Finally, TDD. Test driven design is great for apps like parsers. It’s so useful that I don’t know how I’d even start to work this project. So far, it’s revealed parser errors, math material logic errors, and mapping errors in the original code that are now squashed!

Smaller Projects

I tend to burn out on projects if I hit them too hard (maybe I’ll write about how I deal with that in detail in another article), so if I can slow burn by having smaller and easier to knock out projects then I keep a small backlog.

Spruce Up The Site

I’ve been told that this site is a bit spartan: I’m looking at adding more pictures and flair to some of the design. I did update the GitHub icon! I’m also working on getting more visuals in a few ways: one of which will get an article. All those and more will be coming, but most won’t get a major article or update; you’ll just see them!

Vue on the Horizon

I’ve made sites in Angular, React, and plain-ol C# .NET. I want to try out the last of the big 3, Vue is last on the list. From what I’ve seen, it’s nothing too odd or out there, but we’ll see what happens.

Get your Game on!

I’ve seen a lot of interesting jobs that deal with C and C++. It’s been a long time since I worked in those languages, and while I’m sure I could swing it, I really gotta re-hone my skills with those tools. For an engine that lets you get in and mess with stuff and lets you write c++ code, I’ve seen the Godot engine.
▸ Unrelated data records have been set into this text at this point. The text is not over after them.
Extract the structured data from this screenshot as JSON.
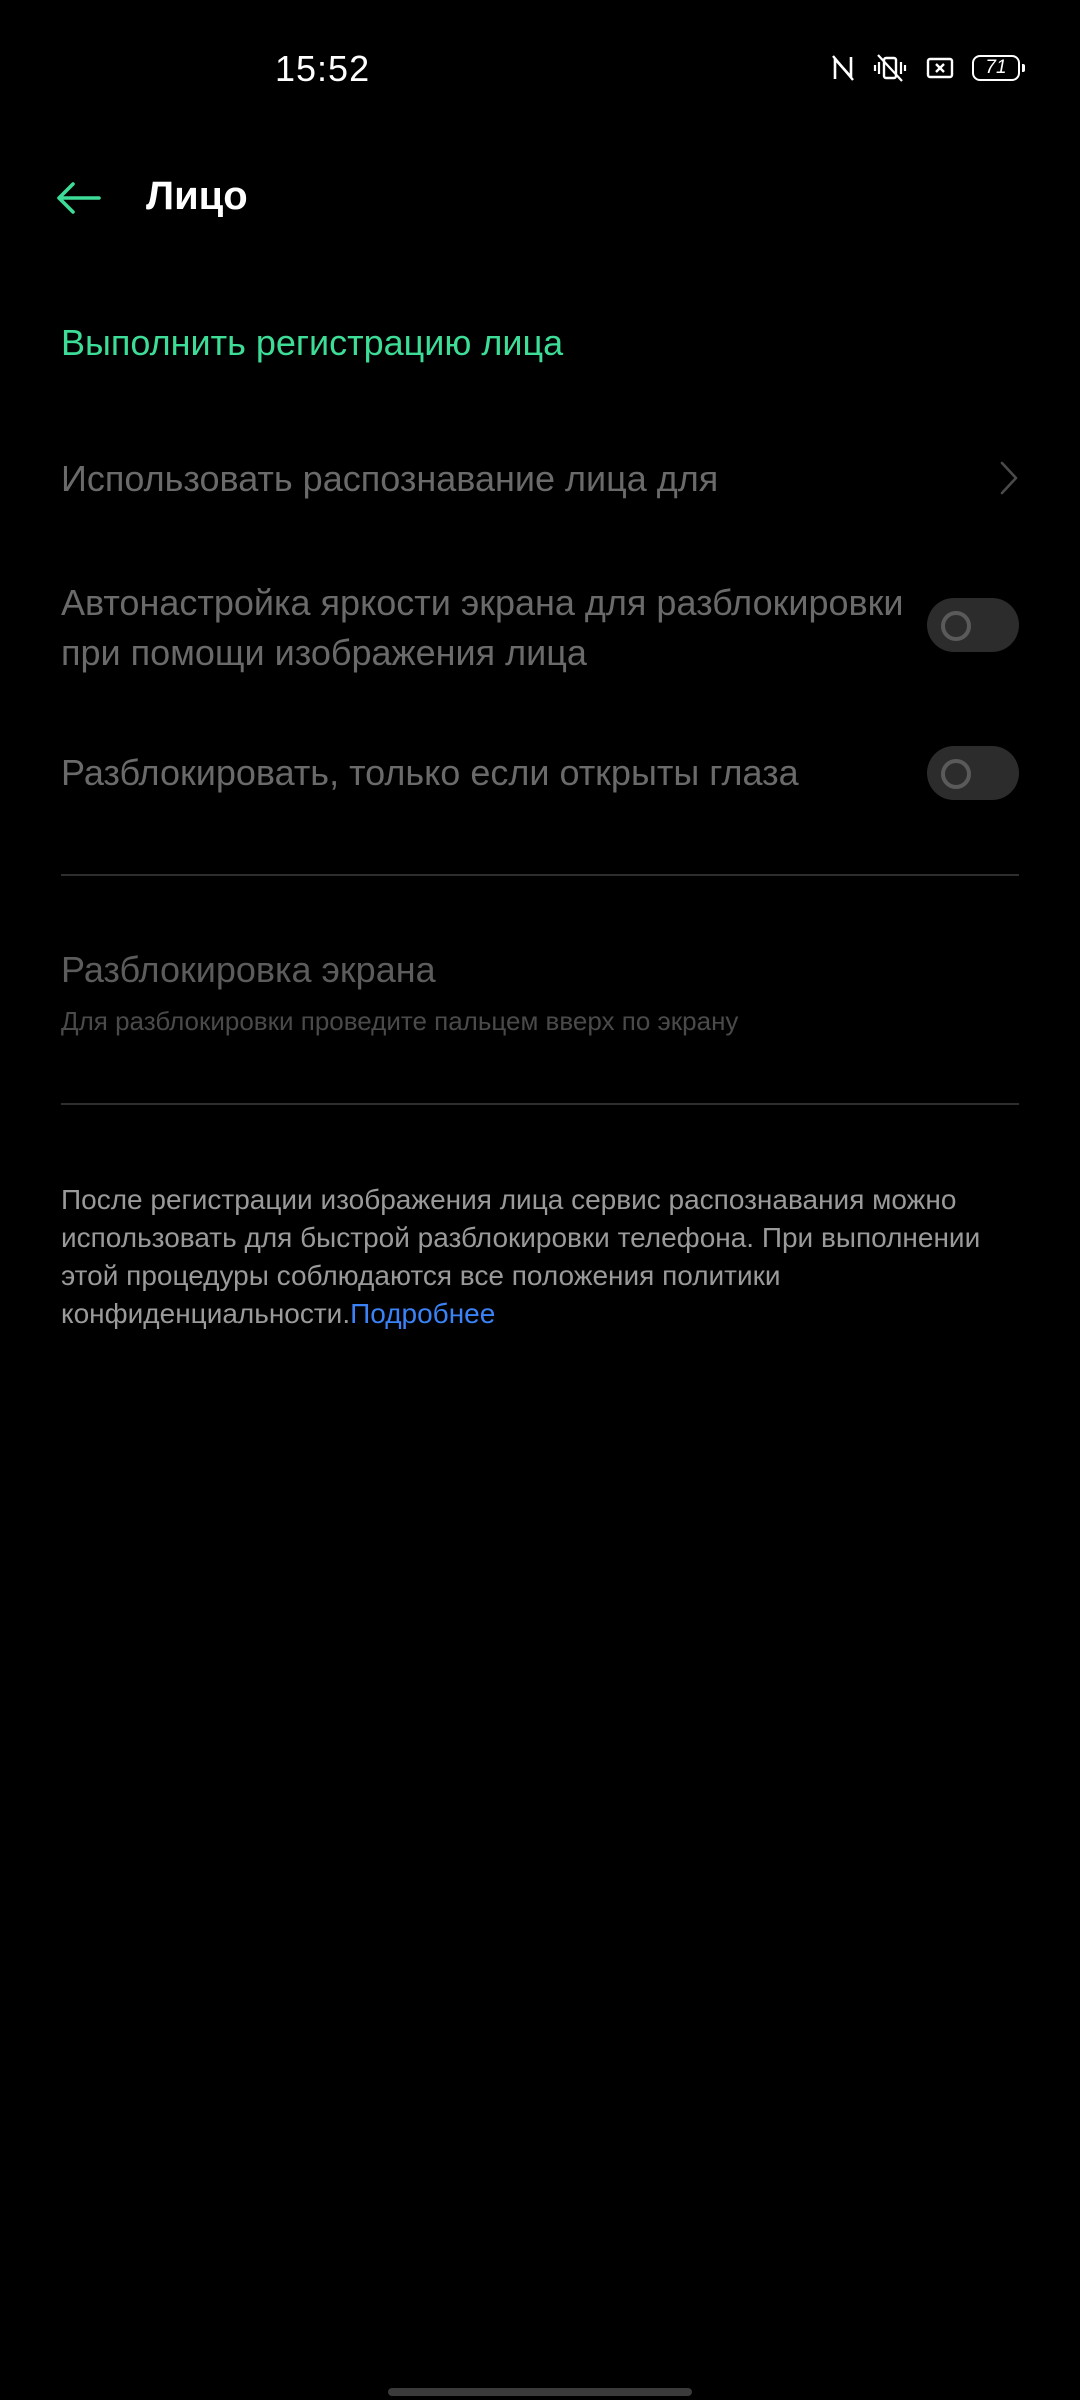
{
  "status_bar": {
    "time": "15:52",
    "battery": "71",
    "icons": [
      "nfc-icon",
      "vibrate-icon",
      "screenshot-icon",
      "battery-icon"
    ]
  },
  "header": {
    "title": "Лицо",
    "back_icon": "arrow-left-icon"
  },
  "colors": {
    "accent": "#3ddc97",
    "link": "#3b82f6",
    "background": "#000000"
  },
  "main": {
    "register_label": "Выполнить регистрацию лица",
    "use_face_label": "Использовать распознавание лица для",
    "brightness_label": "Автонастройка яркости экрана для разблокировки при помощи изображения лица",
    "brightness_enabled": false,
    "eyes_label": "Разблокировать, только если открыты глаза",
    "eyes_enabled": false,
    "screen_unlock_title": "Разблокировка экрана",
    "screen_unlock_subtitle": "Для разблокировки проведите пальцем вверх по экрану",
    "info_text": "После регистрации изображения лица сервис распознавания можно использовать для быстрой разблокировки телефона. При выполнении этой процедуры соблюдаются все положения политики конфиденциальности.",
    "info_link": "Подробнее"
  }
}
Other options include the Source (and Source 2) engine… but I’ve heard tales of that being particularly tricky: there’s spaghetti monsters in there.

I don’t have anything set-in stone, but I want to try at this specifically.